Referral to mediation does not automatically stay or alter the briefing schedule, nor does it delay its issuance. Unless a request for extension of the briefing schedule is submitted to and granted by the court, the case will be processed for appellate review - and parties will be expected to adhere to the established briefing and oral argument schedule - just as they would in the absence of a mediation referral.

However, the parties may determine that the chances of resolving the case would be improved if counsel were not required to engage in mediation at the same time that they are preparing their briefs. In that situation, with the concurrence of the mediator, the parties may request extension of the briefing schedule for the purposes of facilitating the mediation process.

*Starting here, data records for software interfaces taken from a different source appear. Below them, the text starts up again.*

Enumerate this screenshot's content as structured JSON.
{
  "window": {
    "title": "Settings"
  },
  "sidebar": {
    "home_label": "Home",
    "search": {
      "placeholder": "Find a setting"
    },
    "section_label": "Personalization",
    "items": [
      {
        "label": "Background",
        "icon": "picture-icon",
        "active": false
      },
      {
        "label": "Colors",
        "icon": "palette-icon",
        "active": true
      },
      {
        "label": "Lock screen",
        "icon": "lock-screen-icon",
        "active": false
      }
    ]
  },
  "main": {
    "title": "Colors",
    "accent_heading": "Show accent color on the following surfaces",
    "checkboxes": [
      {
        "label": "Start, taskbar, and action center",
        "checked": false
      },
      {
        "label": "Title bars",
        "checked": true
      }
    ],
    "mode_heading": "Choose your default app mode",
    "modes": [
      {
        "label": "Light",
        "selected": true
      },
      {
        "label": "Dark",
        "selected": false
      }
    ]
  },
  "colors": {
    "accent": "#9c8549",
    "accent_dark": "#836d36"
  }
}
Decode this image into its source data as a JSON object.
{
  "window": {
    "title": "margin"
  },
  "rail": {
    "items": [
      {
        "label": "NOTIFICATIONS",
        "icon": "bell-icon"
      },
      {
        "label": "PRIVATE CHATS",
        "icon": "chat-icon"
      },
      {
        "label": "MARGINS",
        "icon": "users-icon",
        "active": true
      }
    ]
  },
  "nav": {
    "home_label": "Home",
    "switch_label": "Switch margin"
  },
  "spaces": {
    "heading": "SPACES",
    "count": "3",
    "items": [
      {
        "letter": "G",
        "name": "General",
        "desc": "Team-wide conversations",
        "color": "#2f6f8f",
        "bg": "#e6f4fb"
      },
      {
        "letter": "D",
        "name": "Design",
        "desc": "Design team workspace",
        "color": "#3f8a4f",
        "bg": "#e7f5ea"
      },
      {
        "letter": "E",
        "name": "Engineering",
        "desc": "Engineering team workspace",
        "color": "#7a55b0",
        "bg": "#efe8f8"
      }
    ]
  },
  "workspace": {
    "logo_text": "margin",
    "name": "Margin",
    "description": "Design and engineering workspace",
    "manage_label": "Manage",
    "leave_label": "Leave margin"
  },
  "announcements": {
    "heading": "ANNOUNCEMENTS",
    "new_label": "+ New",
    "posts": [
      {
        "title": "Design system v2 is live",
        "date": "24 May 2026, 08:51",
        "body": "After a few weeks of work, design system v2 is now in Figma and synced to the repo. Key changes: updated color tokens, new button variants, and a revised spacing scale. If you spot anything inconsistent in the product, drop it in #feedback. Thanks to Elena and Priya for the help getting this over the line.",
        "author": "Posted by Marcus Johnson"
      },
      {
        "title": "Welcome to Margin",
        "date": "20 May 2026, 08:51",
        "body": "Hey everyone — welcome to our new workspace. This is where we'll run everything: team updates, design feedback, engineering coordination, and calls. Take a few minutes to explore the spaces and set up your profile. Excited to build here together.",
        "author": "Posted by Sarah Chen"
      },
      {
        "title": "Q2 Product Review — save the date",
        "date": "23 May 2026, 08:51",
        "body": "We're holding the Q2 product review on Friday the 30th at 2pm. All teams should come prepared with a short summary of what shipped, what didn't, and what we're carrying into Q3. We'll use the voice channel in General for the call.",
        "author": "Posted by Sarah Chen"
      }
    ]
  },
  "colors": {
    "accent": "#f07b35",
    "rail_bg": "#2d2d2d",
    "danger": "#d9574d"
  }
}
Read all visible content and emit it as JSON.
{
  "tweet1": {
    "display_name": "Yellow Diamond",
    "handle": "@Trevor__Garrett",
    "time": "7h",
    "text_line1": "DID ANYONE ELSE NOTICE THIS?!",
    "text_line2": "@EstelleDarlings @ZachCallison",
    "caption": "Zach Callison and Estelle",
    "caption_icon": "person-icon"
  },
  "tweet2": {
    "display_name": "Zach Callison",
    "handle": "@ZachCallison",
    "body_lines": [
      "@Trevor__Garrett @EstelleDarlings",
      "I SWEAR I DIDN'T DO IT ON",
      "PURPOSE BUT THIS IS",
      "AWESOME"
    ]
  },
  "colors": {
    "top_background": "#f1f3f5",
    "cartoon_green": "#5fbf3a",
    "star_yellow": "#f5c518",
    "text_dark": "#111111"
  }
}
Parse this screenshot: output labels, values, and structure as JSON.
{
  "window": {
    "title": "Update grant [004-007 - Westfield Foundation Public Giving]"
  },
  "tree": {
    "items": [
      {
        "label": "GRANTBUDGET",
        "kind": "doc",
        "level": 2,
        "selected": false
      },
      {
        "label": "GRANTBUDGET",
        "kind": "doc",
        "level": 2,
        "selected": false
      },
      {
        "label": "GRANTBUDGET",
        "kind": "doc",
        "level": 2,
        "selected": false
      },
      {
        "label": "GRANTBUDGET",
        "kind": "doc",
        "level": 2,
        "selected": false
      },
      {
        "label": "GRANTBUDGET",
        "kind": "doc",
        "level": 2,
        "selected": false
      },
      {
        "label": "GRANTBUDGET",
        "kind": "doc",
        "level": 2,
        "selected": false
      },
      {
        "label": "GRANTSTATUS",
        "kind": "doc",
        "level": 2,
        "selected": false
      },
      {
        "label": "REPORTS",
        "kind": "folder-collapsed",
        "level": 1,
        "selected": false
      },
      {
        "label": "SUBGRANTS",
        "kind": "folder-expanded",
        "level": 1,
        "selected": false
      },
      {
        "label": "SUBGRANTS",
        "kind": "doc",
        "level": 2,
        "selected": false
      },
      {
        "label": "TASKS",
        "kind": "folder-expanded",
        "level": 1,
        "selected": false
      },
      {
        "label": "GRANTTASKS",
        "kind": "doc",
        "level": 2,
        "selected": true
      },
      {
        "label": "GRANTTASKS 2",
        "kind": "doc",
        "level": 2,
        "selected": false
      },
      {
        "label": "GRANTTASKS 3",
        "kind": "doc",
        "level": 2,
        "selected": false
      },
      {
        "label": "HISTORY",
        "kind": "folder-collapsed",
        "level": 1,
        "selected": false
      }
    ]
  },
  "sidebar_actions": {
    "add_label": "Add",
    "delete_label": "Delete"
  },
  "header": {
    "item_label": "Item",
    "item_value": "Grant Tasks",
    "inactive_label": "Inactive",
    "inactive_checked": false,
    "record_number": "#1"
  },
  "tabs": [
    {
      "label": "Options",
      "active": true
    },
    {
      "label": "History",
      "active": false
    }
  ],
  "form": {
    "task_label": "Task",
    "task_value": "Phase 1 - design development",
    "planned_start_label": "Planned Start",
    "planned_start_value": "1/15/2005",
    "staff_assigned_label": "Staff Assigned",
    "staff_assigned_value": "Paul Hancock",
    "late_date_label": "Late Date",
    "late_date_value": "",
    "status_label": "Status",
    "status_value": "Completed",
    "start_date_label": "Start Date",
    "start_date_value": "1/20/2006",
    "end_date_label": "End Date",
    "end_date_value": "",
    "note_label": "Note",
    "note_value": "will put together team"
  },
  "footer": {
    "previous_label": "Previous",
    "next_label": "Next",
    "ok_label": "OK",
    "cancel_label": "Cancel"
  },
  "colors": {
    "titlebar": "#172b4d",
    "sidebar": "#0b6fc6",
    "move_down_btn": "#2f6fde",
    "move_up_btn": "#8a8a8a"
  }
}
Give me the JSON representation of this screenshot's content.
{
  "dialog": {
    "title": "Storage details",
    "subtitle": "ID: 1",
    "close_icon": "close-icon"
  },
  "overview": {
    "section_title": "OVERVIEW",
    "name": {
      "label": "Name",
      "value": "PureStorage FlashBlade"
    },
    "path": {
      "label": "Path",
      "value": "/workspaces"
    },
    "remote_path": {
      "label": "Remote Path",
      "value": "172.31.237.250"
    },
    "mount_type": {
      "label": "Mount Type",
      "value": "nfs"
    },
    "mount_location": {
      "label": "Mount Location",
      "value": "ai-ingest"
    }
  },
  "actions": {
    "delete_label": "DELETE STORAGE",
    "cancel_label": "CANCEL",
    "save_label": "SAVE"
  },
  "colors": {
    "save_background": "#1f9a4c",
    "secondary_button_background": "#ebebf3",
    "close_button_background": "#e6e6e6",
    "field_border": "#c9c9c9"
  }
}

The briefing schedule can be changed if one or more of the parties files a motion with the Court requesting such relief. The motion must meet the following standards: (1) it must represent that all parties and the mediator (who is not identified in the motion by name) consent to the change in schedule; (2) it must represent in both the caption and the first paragraph that the change is requested “to accommodate a pending mediation;” and (3) it must identify precisely the relief sought: e.g., that the case be held in abeyance or that the briefing schedule be extended by a specified number of days.

Neither the mediator nor Appellate Mediation Program staff has the authority to alter briefing schedules or to grant extensions. The parties should be aware that, in most cases, a change in the briefing schedule will also alter the oral argument date and will result in a change in the composition of the oral argument panel.